The Internet helps — sometimes. If you can find a good picture of the person on their website or on LinkedIn or Facebook, you might have a better idea of who you are looking for. Although many profile photos on websites and LinkedIn appear to have been taken in the 80s and scanned badly. And many profile photos on Facebook are babies or dogs. Or, like me, you may have shaved off all your hair since your last profile photo.
So make it easy. Send a selfie about an hour before the meeting that shows what you look like. Like this:
Subject: Lunch today
Here is what I look like today, so you don’t have to awkwardly ask people if they come from the Internet.
Looking forward to talking about the Lawyerist Podcast!

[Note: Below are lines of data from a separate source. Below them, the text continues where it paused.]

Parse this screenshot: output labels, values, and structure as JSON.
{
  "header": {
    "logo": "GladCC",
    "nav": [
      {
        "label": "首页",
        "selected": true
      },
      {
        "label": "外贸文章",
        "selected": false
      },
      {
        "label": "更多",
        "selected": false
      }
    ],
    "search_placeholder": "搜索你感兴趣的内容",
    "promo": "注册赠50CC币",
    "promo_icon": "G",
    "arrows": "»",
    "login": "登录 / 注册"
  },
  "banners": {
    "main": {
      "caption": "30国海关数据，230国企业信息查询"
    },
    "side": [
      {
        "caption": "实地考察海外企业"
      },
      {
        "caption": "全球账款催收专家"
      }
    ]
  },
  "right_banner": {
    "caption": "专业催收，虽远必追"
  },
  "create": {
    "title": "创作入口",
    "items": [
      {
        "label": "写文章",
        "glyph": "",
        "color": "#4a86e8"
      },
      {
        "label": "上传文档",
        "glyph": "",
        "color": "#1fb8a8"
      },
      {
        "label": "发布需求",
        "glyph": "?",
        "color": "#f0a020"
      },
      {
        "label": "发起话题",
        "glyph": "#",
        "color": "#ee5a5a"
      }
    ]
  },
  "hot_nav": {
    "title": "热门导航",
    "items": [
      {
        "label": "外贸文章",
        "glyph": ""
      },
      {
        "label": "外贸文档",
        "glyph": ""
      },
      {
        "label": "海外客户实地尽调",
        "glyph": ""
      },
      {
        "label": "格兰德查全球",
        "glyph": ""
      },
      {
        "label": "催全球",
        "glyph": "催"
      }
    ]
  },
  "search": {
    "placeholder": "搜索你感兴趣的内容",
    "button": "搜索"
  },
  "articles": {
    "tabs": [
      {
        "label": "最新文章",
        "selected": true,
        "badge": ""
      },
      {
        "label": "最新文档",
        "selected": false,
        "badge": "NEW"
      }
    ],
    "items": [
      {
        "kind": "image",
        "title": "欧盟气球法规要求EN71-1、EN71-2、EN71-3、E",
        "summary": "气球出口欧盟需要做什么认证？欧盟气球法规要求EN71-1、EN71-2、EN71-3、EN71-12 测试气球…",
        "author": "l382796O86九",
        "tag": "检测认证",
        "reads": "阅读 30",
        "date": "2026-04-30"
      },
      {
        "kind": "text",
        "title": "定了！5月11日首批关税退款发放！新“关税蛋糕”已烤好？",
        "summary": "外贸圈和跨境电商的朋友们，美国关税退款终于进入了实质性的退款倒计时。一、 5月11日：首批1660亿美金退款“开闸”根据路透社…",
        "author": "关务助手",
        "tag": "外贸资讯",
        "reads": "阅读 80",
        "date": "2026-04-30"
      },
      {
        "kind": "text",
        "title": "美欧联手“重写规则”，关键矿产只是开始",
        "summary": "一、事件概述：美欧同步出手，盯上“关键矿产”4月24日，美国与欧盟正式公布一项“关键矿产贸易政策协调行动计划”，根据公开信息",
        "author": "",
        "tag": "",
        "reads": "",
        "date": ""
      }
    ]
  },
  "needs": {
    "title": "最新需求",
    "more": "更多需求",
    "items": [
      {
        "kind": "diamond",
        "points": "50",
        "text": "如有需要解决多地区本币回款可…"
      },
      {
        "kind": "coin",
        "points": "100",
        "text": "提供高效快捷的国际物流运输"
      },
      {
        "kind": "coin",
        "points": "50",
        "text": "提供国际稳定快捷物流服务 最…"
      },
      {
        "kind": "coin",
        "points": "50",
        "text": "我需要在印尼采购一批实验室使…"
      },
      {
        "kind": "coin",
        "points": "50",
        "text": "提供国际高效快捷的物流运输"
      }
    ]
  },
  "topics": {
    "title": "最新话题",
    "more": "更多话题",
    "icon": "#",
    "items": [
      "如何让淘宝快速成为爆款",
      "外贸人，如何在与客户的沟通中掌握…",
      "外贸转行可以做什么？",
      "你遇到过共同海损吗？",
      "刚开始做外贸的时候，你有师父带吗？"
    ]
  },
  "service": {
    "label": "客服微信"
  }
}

Make sure to get the top of your outfit in the frame, since that is probably easier to recognize at a distance than your face. Don’t obsess about the photo, either. The goal is just to help your networking contact locate you in a coffee shop, restaurant, or bar. You don’t need to make it a masterpiece. If it makes you feel better, you could ask them to keep the photo to themselves for that reason.
Sending a selfie in advance of your meeting also has the side benefit of serving as a reminder of your meeting without being patronizing. (Maybe it’s just me, but when someone sends a reminder it feels a bit patronizing, like they think I can’t be trusted to show up unless they remind me.)
The next time you are meeting someone in public for the first time, plan ahead — just a little bit — and send a quick selfie to make things go more smoothly.